An innovative new front side has exposed in a far more than decade-long battle in Ohio between customer advocates and also the payday financing industry. (Picture: Gary Landers / The Enquirer)
Legislation teachers Emily Houh and Kristin Kalsem actually appear to hate the company of payday financing, at the least because it’s practiced right right here when you look at the state of Ohio.
Oahu is the “Wild West,” they said in A enquirer that is recent Op-ed. You can find “no guidelines, no watchdog, no limitationsвЂ¦” on just just just what payday lenders can do in order to their consumers.
Hang them up by their thumbs? No guideline against that? Using their first created child that is male?
No limitation! Really?
But Houh and Kalsem state Ohio residents are “routinely charged” four times a lot more than “other states” for the exact same loan, “with an average apr of 591 per cent.”
Oh please! These loans are known as “payday” loans since they start being repaid in the payday that is next. Not numerous people that are working paydays but one per year.
The charge that is average a pay day loan is $15 for almost any $100 lent. Plus some 10 million people a year make use of these services. But it is real that you can find borrowers who roll on the financial obligation and wind up paying out hundreds (or thousands) of bucks more. This will make them no different than wealthier those who allow by themselves to find yourself in credit debt. Or grad pupils who get thousands and thousands of bucks with debt getting a Ph.D in a industry (sex studies?) which will be quite difficult to pay for straight right right back.

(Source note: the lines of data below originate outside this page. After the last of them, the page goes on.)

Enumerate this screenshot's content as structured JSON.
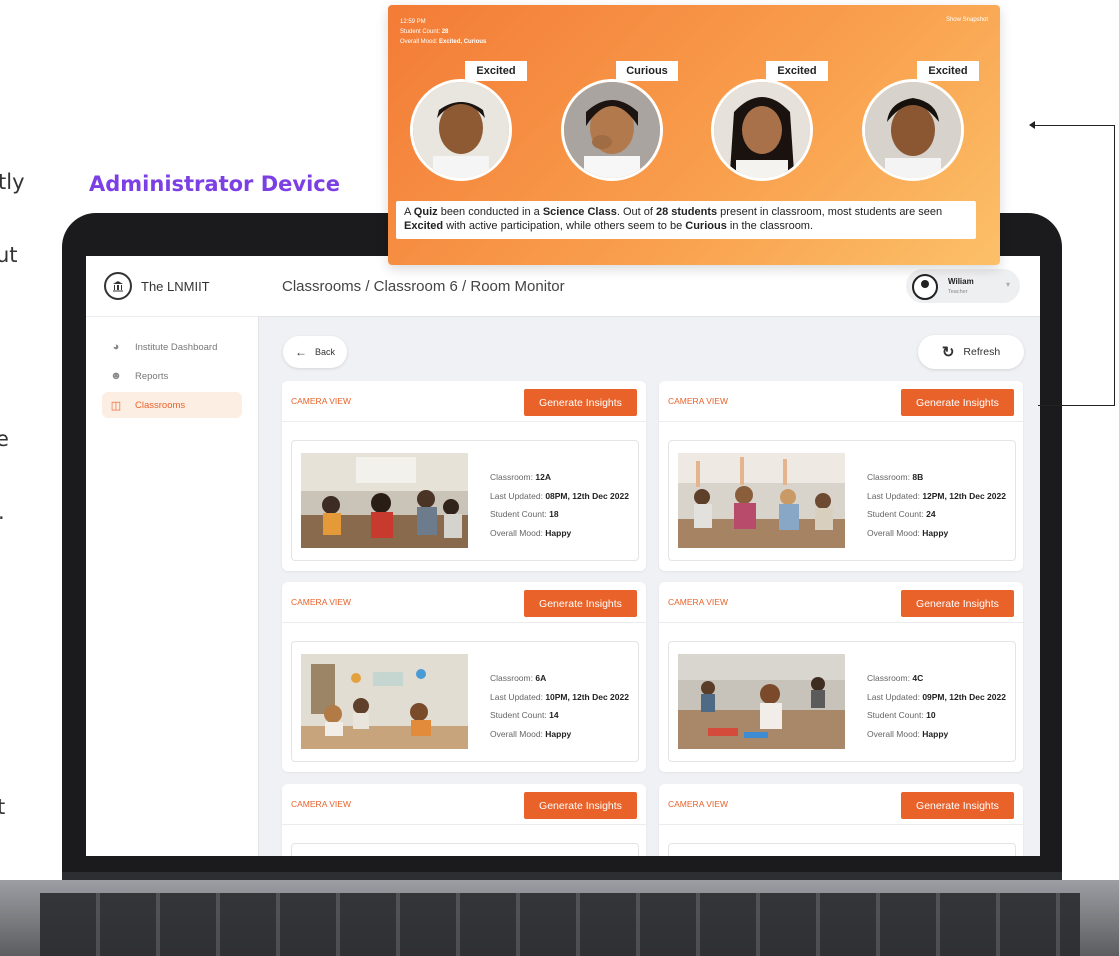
{
  "page": {
    "left_fragments": [
      "tly",
      "ut",
      "e",
      ".",
      "t"
    ],
    "device_label": "Administrator Device"
  },
  "popup": {
    "time": "12:59 PM",
    "student_count_label": "Student Count:",
    "student_count_value": "28",
    "overall_mood_label": "Overall Mood:",
    "overall_mood_value": "Excited, Curious",
    "show_snapshot": "Show Snapshot",
    "emotions": [
      "Excited",
      "Curious",
      "Excited",
      "Excited"
    ],
    "summary": {
      "p1": "A ",
      "b1": "Quiz",
      "p2": " been conducted in a ",
      "b2": "Science Class",
      "p3": ". Out of ",
      "b3": "28 students",
      "p4": " present in classroom, most students are seen ",
      "b4": "Excited",
      "p5": " with active participation, while others seem to be ",
      "b5": "Curious",
      "p6": " in the classroom."
    }
  },
  "app": {
    "brand_name": "The LNMIIT",
    "nav": [
      {
        "label": "Institute Dashboard",
        "icon": "dashboard-icon"
      },
      {
        "label": "Reports",
        "icon": "users-icon"
      },
      {
        "label": "Classrooms",
        "icon": "classroom-icon"
      }
    ],
    "active_nav": "Classrooms",
    "breadcrumb": "Classrooms / Classroom 6 / Room Monitor",
    "user": {
      "name": "Wiliam",
      "role": "Teacher"
    },
    "back_label": "Back",
    "refresh_label": "Refresh",
    "camera_label": "CAMERA VIEW",
    "generate_label": "Generate Insights",
    "field_labels": {
      "classroom": "Classroom:",
      "updated": "Last Updated:",
      "count": "Student Count:",
      "mood": "Overall Mood:"
    },
    "cards": [
      {
        "classroom": "12A",
        "updated": "08PM, 12th Dec 2022",
        "count": "18",
        "mood": "Happy"
      },
      {
        "classroom": "8B",
        "updated": "12PM, 12th Dec 2022",
        "count": "24",
        "mood": "Happy"
      },
      {
        "classroom": "6A",
        "updated": "10PM, 12th Dec 2022",
        "count": "14",
        "mood": "Happy"
      },
      {
        "classroom": "4C",
        "updated": "09PM, 12th Dec 2022",
        "count": "10",
        "mood": "Happy"
      }
    ],
    "partial_cards": 2
  },
  "colors": {
    "accent": "#e8622a",
    "device_label": "#7b3fe4",
    "popup_gradient": [
      "#f37b36",
      "#fcc069"
    ]
  }
}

Ann Carrns has discussed payday financing for the New York instances and concludes that although some people enter into trouble by rolling their loans within the great majority of borrowers state the regards to the loans had been well explained for them.
Jonathan Lee through the Mises Institute penned this past year that cash advance borrowers are not the unfortunate and clueless morons experts of this industry seem to think.
Once the constitutionally-suspect Consumer Financial Protection Bureau had hearings to justify its proposed laws of this company it asked the general public to submit feedback to its “Tell Us Your Story” site. The CFPB got lots and lots online payday loans Colorado of reactions. The majority that is overwhelming percent) voiced no significant gripes.
And just just just what did the CFPB do with your tales?
It attemptedto bury them. Day it took a Freedom of Information Act request to pry them out of bureau’s cyber basement and into the light of.
Houh and Kalsem complain there are now 50 payday financing storefronts in Hamilton County alone that “harm” customers “to the tune of $73 million annually.”
It is ambiguous what this figure is meant to suggest (Profits? Total loan quantities? Just exactly What?) However in the grand scheme of items that’s a fairly amount that is piddling. In terms of the “harm” being asserted, Houh and Kalsem assume it without simply providing proof.
Those two social justice warriors want restrictions on the interest levels and charges that may be charged by loan providers, nevertheless the market itself can easily manage that. With 50 contending loan providers nearby, it could appear customers can go shopping in order to find the deal that is best available. If the interest is thought by a customer prices are way too saturated in one destination these are typically absolve to go out the doorway.
Think about it this means: An iPhone 7 price $219.80 to produce and Apple sold it for $649. That is 3 x the cost of manufacturing. Where’s the justice that is social that? Possibly there must be a statutory legislation to restrict just exactly what Apple and other manufacturers may charge because of their items. A maximum of a 28 per cent markup charge, the exact same quantity Houh and Kalsem proposed to permit payday loan providers in order to make.
Take to mandating Apple to market their iPhones for $280 in Ohio and discover just how many stay designed for purchase when you look at the Buckeye State. Well-off liberals have no need for places such as for instance a Check Mart. But that does not suggest these places do not satisfy a genuine need among the less-well-off whom require money in a crisis.
Driving these places away from company through regulation and profit-taking can make particular college teachers and Democratic politicians feel just like they truly are doing something virtuous, but as is often the situation, the unintended effects of the regulatory efforts can harm ab muscles individuals they suggest to aid.
Gil Spencer (Picture: The Enquirer/Amanda Rossmann)
Gil Spencer is just a Hyde Park member and resident for the Enquirer Board of Contributors.